Compute how many lines in the entries below include the string "face". Only the number is wanted.

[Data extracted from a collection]
● ● ● ● ●

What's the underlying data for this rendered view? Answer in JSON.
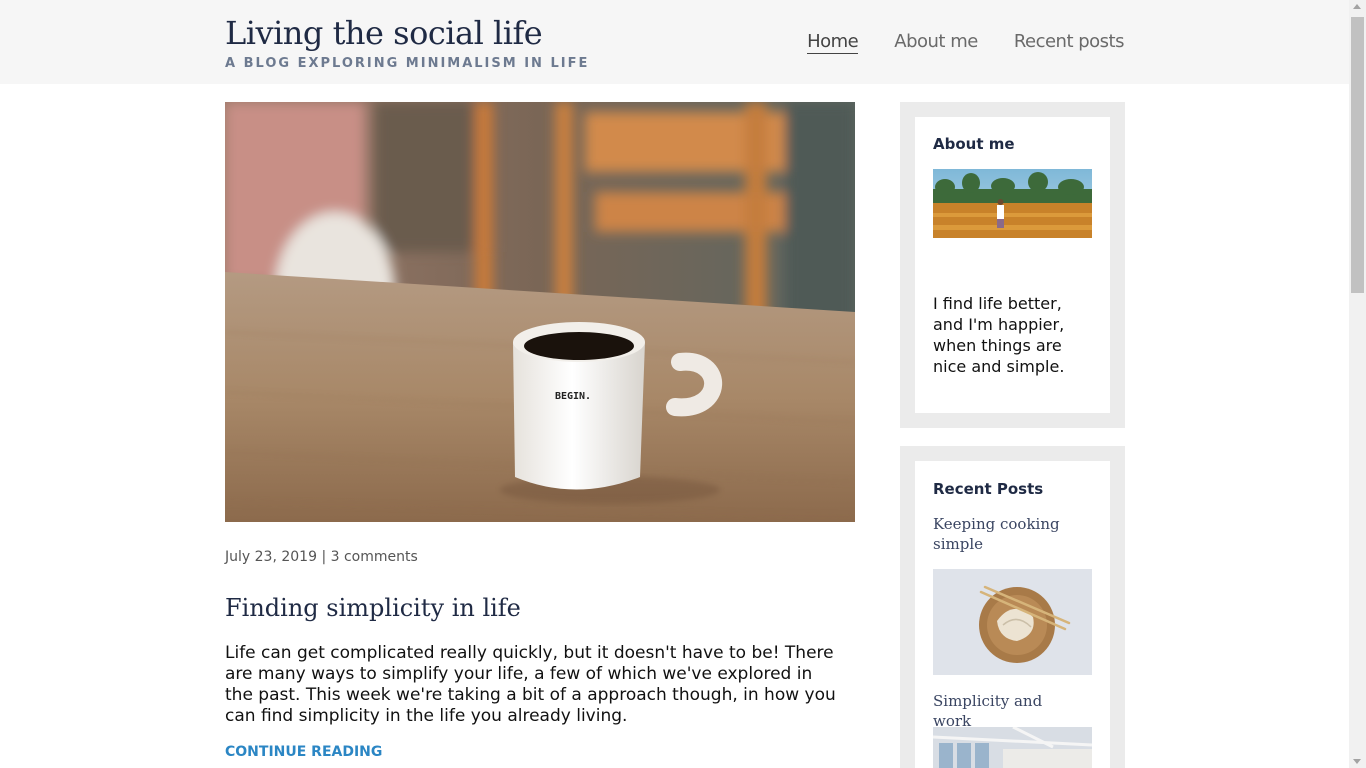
{
  "header": {
    "title": "Living the social life",
    "tagline": "A BLOG EXPLORING MINIMALISM IN LIFE",
    "nav": [
      {
        "label": "Home",
        "active": true
      },
      {
        "label": "About me",
        "active": false
      },
      {
        "label": "Recent posts",
        "active": false
      }
    ]
  },
  "post": {
    "image_label": "BEGIN.",
    "date": "July 23, 2019",
    "separator": "|",
    "comments": "3 comments",
    "title": "Finding simplicity in life",
    "excerpt": "Life can get complicated really quickly, but it doesn't have to be! There are many ways to simplify your life, a few of which we've explored in the past. This week we're taking a bit of a approach though, in how you can find simplicity in the life you already living.",
    "continue_label": "CONTINUE READING"
  },
  "sidebar": {
    "about": {
      "title": "About me",
      "text": "I find life better, and I'm happier, when things are nice and simple."
    },
    "recent": {
      "title": "Recent Posts",
      "items": [
        {
          "label": "Keeping cooking simple"
        },
        {
          "label": "Simplicity and work"
        }
      ]
    }
  },
  "colors": {
    "header_bg": "#f6f6f6",
    "title": "#1f2a44",
    "tagline": "#6d7a90",
    "link": "#2b86c4",
    "widget_bg": "#ebebeb"
  }
}
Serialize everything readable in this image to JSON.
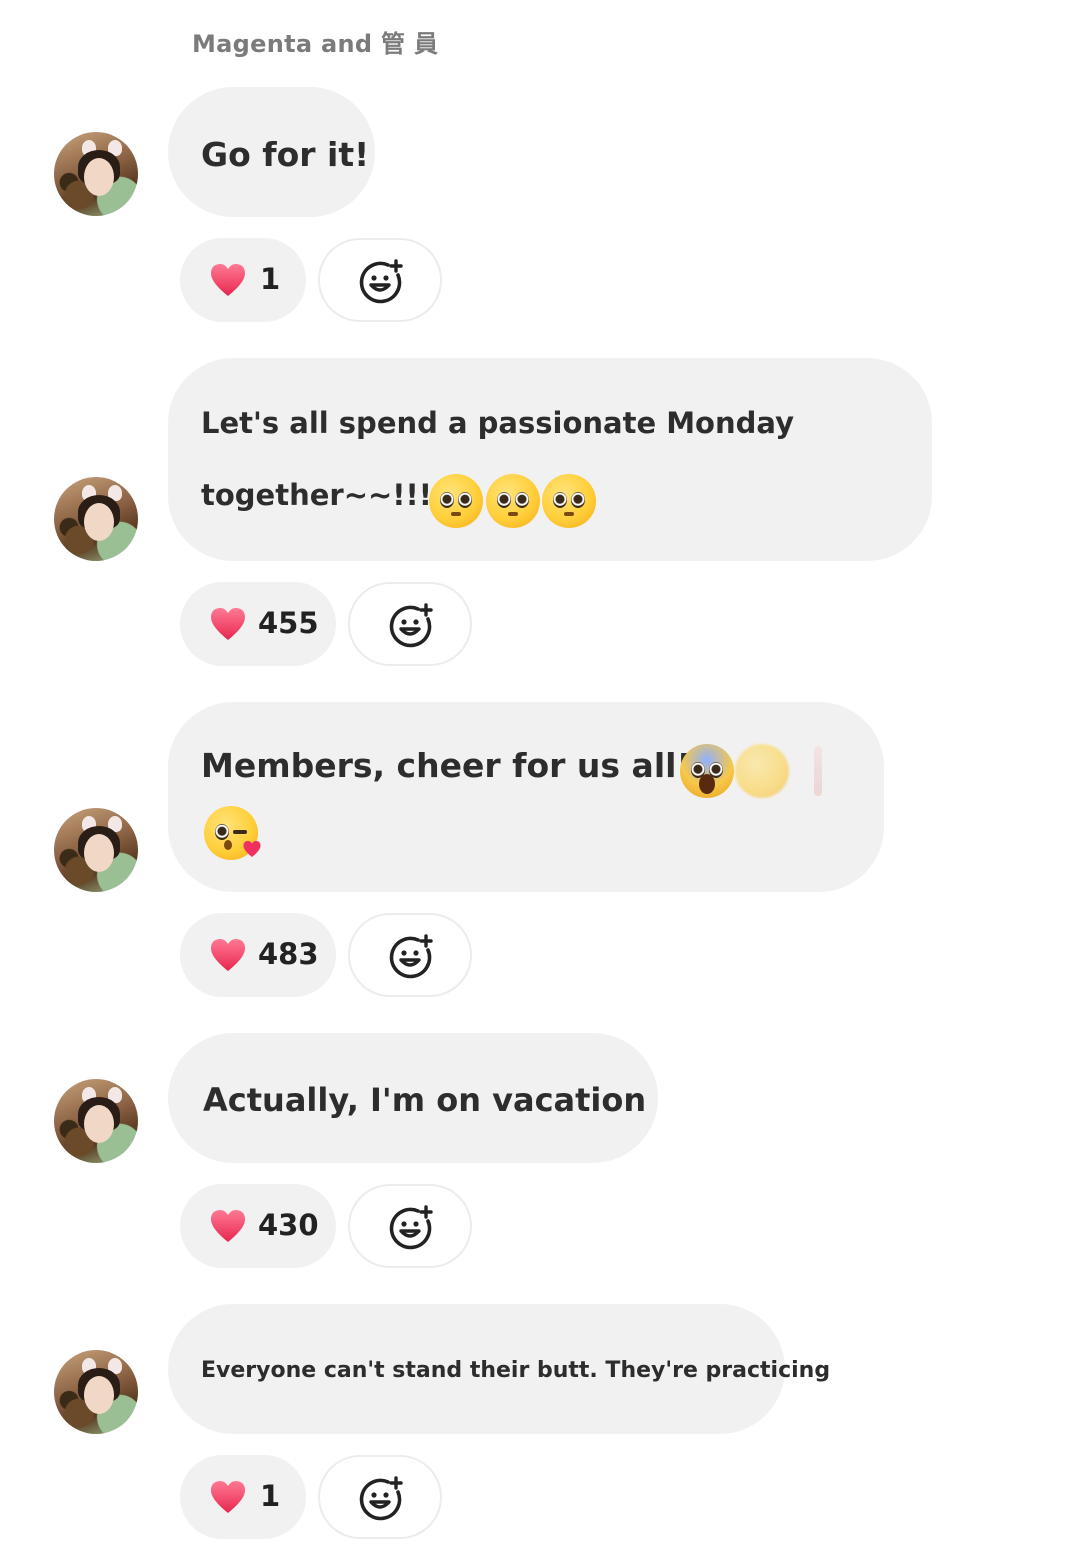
{
  "header": {
    "sender": "Magenta and 管 員"
  },
  "messages": [
    {
      "text_lines": [
        "Go for it!"
      ],
      "likes": "1"
    },
    {
      "text_lines": [
        "Let's all spend a passionate Monday",
        "together~~!!!"
      ],
      "emojis": [
        "pleading-face-emoji",
        "pleading-face-emoji",
        "pleading-face-emoji"
      ],
      "likes": "455"
    },
    {
      "text_lines": [
        "Members, cheer for us all!"
      ],
      "emojis": [
        "screaming-face-emoji",
        "faded-emoji",
        "exclamation-emoji",
        "kissing-face-emoji"
      ],
      "likes": "483"
    },
    {
      "text_lines": [
        "Actually, I'm on vacation"
      ],
      "likes": "430"
    },
    {
      "text_lines": [
        "Everyone can't stand their butt. They're practicing"
      ],
      "likes": "1"
    }
  ],
  "icons": {
    "heart": "heart-icon",
    "add_reaction": "add-reaction-icon"
  },
  "colors": {
    "bubble": "#f1f1f1",
    "heart": "#f2466e",
    "sender_text": "#7b7b7b"
  }
}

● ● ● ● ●

*Answer space:*
5